On October 30, the AUN community bid farewell to the pioneer Dean of the School of Law, Professor Oladejo Olowu.
Opening a torrent of tributes, President Dekle described Prof Olowu as a very reliable administrator.
“Rarely is someone praised for reliability, but you, Dean Dejo, demonstrate this important quality so well that I must take notice. It has made a difference to me as President and to AUN, and I thank you.”
She said the university would miss him.
“As you set sail into unknown waters, I want you to know that I will miss your inspiring speeches at orientation, your wonderful sense of personal style, and your analytical way of approaching challenges and solving problems.”
Law instructor Olanike Adelakun described Prof. Olowu as “more of a father.”
AVP of Human Resources & Planning, Nourah Bamalli, spoke of how Prof. Olowu earned himself an ‘A’ after his espousal of the alternative dispute resolution (ADR) concept, which he said he would bring into the AUN Law program.
“Through ADR, he would alter the concept of Law studies and practice in our country. At that time, I thought it was going to be an impossible task. But here we are today. This is something great he is leaving behind.”
Dr. David Adetoro of the School of Law said Prof. Olowu was both a teacher and administrator “who carried all faculty members along.”
A third-year Law student, Oluwafunmilayo Mary Bankole, described the outgoing dean as a great source of encouragement.
Secretary to the Board, Barrister Idi Ali, paid glowing tributes to Professor Olowu, whom he noted represented the legal profession creditably, academically and character-wise. “A lawyer without character,” Barrister Idi said, “is a waste of legal training.”
SBE Dean, Professor Attahir Yusuf, applauded Prof. Olowu as an inspiration to everyone around him.
VP Academic Affairs & Provost, Prof. Muhammadou Kah, described him as a committed leader.
“You have lived up to expectations by providing the requisite intellectual leadership, facilitating our learning community to realize our vision for high-quality legal education that exceeds the established requirements of the regulators while accommodating the unique founding of AUN as a liberal art, committed university.”
He said Professor Olowu is counted among those who do their best to uplift the University’s learning community.
Before the farewell cake cutting, the outgoing dean waxed philosophical, describing his assignment at AUN as a “time-bound job.” It was best to leave so that better hands could build on the existing structures.”
He assured the gathering that the School of Law would live and asked all to give his successor the necessary support to carry on.
“The structures are there. The system will run.
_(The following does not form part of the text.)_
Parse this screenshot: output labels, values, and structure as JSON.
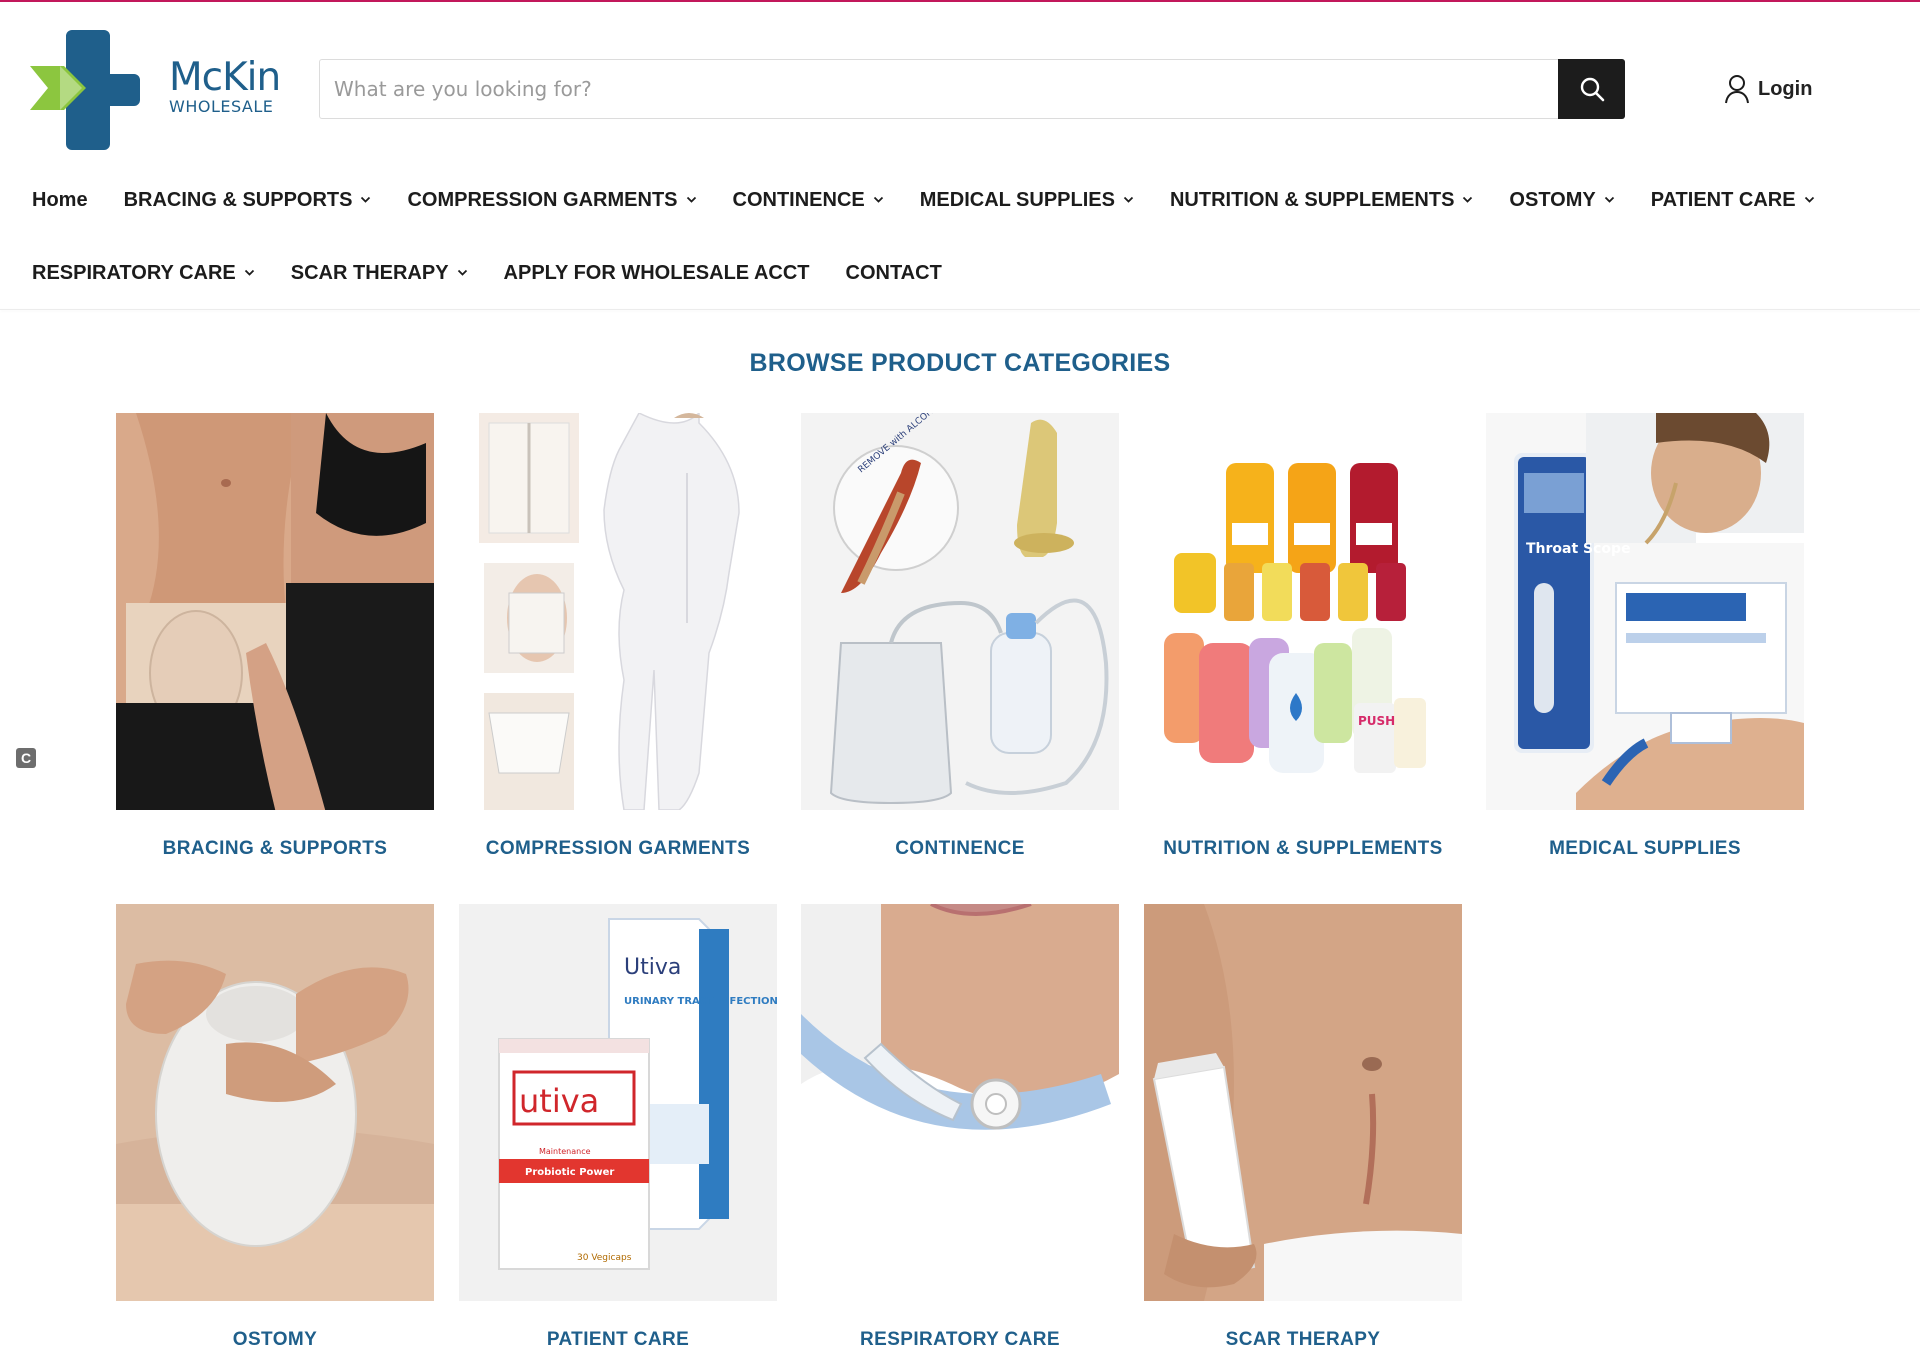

We built on an institution, not a personality. This was not about Dejo Olowu; it was about an enduring and sustainable program that will stand shoulder to shoulder, if not a shoulder above the competition.”
To every student who comes to the AUN School of Law, he said, “You've got a lifetime referee. All you need to do is connect with me, whether it is for scholarships, studies, or jobs. Professor Olowu will be your number one referee.”
Reported by Omorogbe Omorogiuwa